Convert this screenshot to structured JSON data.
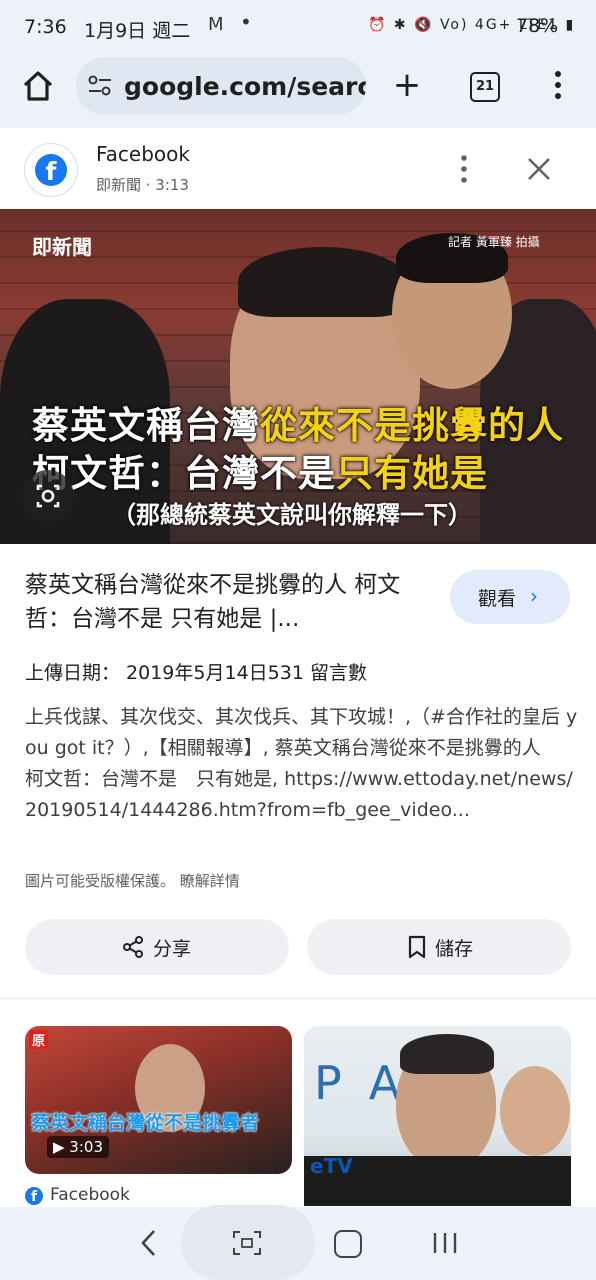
{
  "status_bar": {
    "time": "7:36",
    "date": "1月9日 週二",
    "icons_text": "⏰ ✱ 🔇 Vo) 4G+ LTE1 ▮",
    "battery": "78%"
  },
  "browser": {
    "url": "google.com/searcl",
    "tab_count": "21"
  },
  "result": {
    "source_name": "Facebook",
    "source_meta": "即新聞 · 3:13",
    "hero": {
      "logo": "即新聞",
      "credit": "記者 黃軍臻 拍攝",
      "caption_line1_a": "蔡英文稱台灣",
      "caption_line1_b": "從來不是挑釁的人",
      "caption_line2_a": "柯文哲：台灣不是",
      "caption_line2_b": "只有她是",
      "caption_line3": "（那總統蔡英文說叫你解釋一下）"
    },
    "title": "蔡英文稱台灣從來不是挑釁的人 柯文哲：台灣不是 只有她是 |...",
    "watch_label": "觀看",
    "upload": "上傳日期： 2019年5月14日531 留言數",
    "description": "上兵伐謀、其次伐交、其次伐兵、其下攻城！,（#合作社的皇后 you got it？）,【相關報導】, 蔡英文稱台灣從來不是挑釁的人　 柯文哲：台灣不是　只有她是, https://www.ettoday.net/news/20190514/1444286.htm?from=fb_gee_video...",
    "copyright": "圖片可能受版權保護。 瞭解詳情",
    "share_label": "分享",
    "save_label": "儲存"
  },
  "related": {
    "card1": {
      "tag": "原",
      "caption": "蔡英文稱台灣從不是挑釁者",
      "duration": "▶ 3:03",
      "source": "Facebook"
    },
    "card2": {
      "bg_text": "PAI",
      "logo": "eTV"
    }
  },
  "colors": {
    "accent_blue": "#1a73e8",
    "facebook_blue": "#1877f2",
    "caption_yellow": "#f5d20f"
  }
}
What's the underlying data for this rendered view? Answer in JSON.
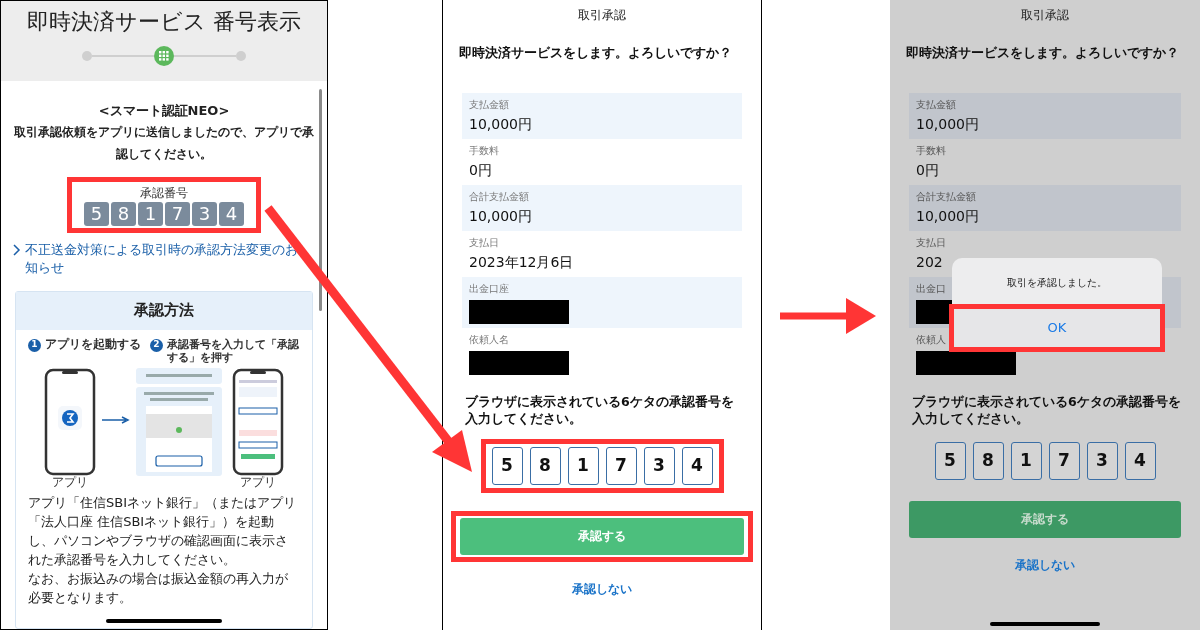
{
  "number_display_screen": {
    "title": "即時決済サービス 番号表示",
    "steps": [
      {
        "selected": false
      },
      {
        "selected": true
      },
      {
        "selected": false
      }
    ],
    "heading": "<スマート認証NEO>",
    "message": "取引承認依頼をアプリに送信しましたので、アプリで承認してください。",
    "code": {
      "label": "承認番号",
      "digits": [
        "5",
        "8",
        "1",
        "7",
        "3",
        "4"
      ],
      "highlighted": true
    },
    "notice_link": "不正送金対策による取引時の承認方法変更のお知らせ",
    "method_card": {
      "title": "承認方法",
      "steps": [
        {
          "number": "1",
          "label": "アプリを起動する"
        },
        {
          "number": "2",
          "label": "承認番号を入力して「承認する」を押す"
        }
      ],
      "captions": [
        "アプリ",
        "アプリ"
      ],
      "paragraphs": [
        "アプリ「住信SBIネット銀行」（またはアプリ「法人口座 住信SBIネット銀行」）を起動し、パソコンやブラウザの確認画面に表示された承認番号を入力してください。",
        "なお、お振込みの場合は振込金額の再入力が必要となります。"
      ]
    }
  },
  "approval_screen": {
    "dimmed": false,
    "title": "取引承認",
    "question": "即時決済サービスをします。よろしいですか？",
    "fields": [
      {
        "label": "支払金額",
        "value": "10,000円",
        "shaded": true,
        "redacted": false
      },
      {
        "label": "手数料",
        "value": "0円",
        "shaded": false,
        "redacted": false
      },
      {
        "label": "合計支払金額",
        "value": "10,000円",
        "shaded": true,
        "redacted": false
      },
      {
        "label": "支払日",
        "value": "2023年12月6日",
        "shaded": false,
        "redacted": false
      },
      {
        "label": "出金口座",
        "redacted": true,
        "shaded": true
      },
      {
        "label": "依頼人名",
        "redacted": true,
        "shaded": false
      }
    ],
    "instruction": "ブラウザに表示されている6ケタの承認番号を入力してください。",
    "code": {
      "digits": [
        "5",
        "8",
        "1",
        "7",
        "3",
        "4"
      ],
      "highlighted": true
    },
    "approve_button": {
      "label": "承認する",
      "highlighted": true
    },
    "decline_link": "承認しない"
  },
  "approved_screen": {
    "dimmed": true,
    "title": "取引承認",
    "question": "即時決済サービスをします。よろしいですか？",
    "fields": [
      {
        "label": "支払金額",
        "value": "10,000円",
        "shaded": true,
        "redacted": false
      },
      {
        "label": "手数料",
        "value": "0円",
        "shaded": false,
        "redacted": false
      },
      {
        "label": "合計支払金額",
        "value": "10,000円",
        "shaded": true,
        "redacted": false
      },
      {
        "label": "支払日",
        "value": "202",
        "shaded": false,
        "redacted": false
      },
      {
        "label": "出金口",
        "redacted": true,
        "shaded": true
      },
      {
        "label": "依頼人",
        "redacted": true,
        "shaded": false
      }
    ],
    "instruction": "ブラウザに表示されている6ケタの承認番号を入力してください。",
    "code": {
      "digits": [
        "5",
        "8",
        "1",
        "7",
        "3",
        "4"
      ],
      "highlighted": false
    },
    "approve_button": {
      "label": "承認する",
      "highlighted": false
    },
    "decline_link": "承認しない",
    "dialog": {
      "message": "取引を承認しました。",
      "ok_button": {
        "label": "OK",
        "highlighted": true
      }
    }
  }
}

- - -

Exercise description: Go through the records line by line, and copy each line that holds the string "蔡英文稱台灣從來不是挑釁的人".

Task response:
    "title": "蔡英文稱台灣從來不是挑釁的人 柯文哲：台灣不是 只有她是 |...",
    "description": "上兵伐謀、其次伐交、其次伐兵、其下攻城！,（#合作社的皇后 you got it？）,【相關報導】, 蔡英文稱台灣從來不是挑釁的人　 柯文哲：台灣不是　只有她是, https://www.ettoday.net/news/20190514/1444286.htm?from=fb_gee_video...",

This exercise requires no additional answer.